* _Recorded information_
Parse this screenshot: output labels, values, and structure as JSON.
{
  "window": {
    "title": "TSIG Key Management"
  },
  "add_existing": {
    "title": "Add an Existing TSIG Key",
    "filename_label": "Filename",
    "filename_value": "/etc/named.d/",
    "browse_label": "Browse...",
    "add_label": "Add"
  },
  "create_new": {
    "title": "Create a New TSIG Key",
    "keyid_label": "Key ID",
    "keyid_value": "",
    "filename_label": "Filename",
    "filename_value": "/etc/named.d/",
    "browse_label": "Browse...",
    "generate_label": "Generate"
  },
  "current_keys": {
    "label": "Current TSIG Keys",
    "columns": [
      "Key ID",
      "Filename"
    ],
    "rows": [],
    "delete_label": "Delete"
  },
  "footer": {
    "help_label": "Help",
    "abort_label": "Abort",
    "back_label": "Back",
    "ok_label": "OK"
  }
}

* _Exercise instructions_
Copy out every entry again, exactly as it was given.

* _Exercise answer_
Parse this screenshot: output labels, values, and structure as JSON.
{
  "window": {
    "title": "TSIG Key Management"
  },
  "add_existing": {
    "title": "Add an Existing TSIG Key",
    "filename_label": "Filename",
    "filename_value": "/etc/named.d/",
    "browse_label": "Browse...",
    "add_label": "Add"
  },
  "create_new": {
    "title": "Create a New TSIG Key",
    "keyid_label": "Key ID",
    "keyid_value": "",
    "filename_label": "Filename",
    "filename_value": "/etc/named.d/",
    "browse_label": "Browse...",
    "generate_label": "Generate"
  },
  "current_keys": {
    "label": "Current TSIG Keys",
    "columns": [
      "Key ID",
      "Filename"
    ],
    "rows": [],
    "delete_label": "Delete"
  },
  "footer": {
    "help_label": "Help",
    "abort_label": "Abort",
    "back_label": "Back",
    "ok_label": "OK"
  }
}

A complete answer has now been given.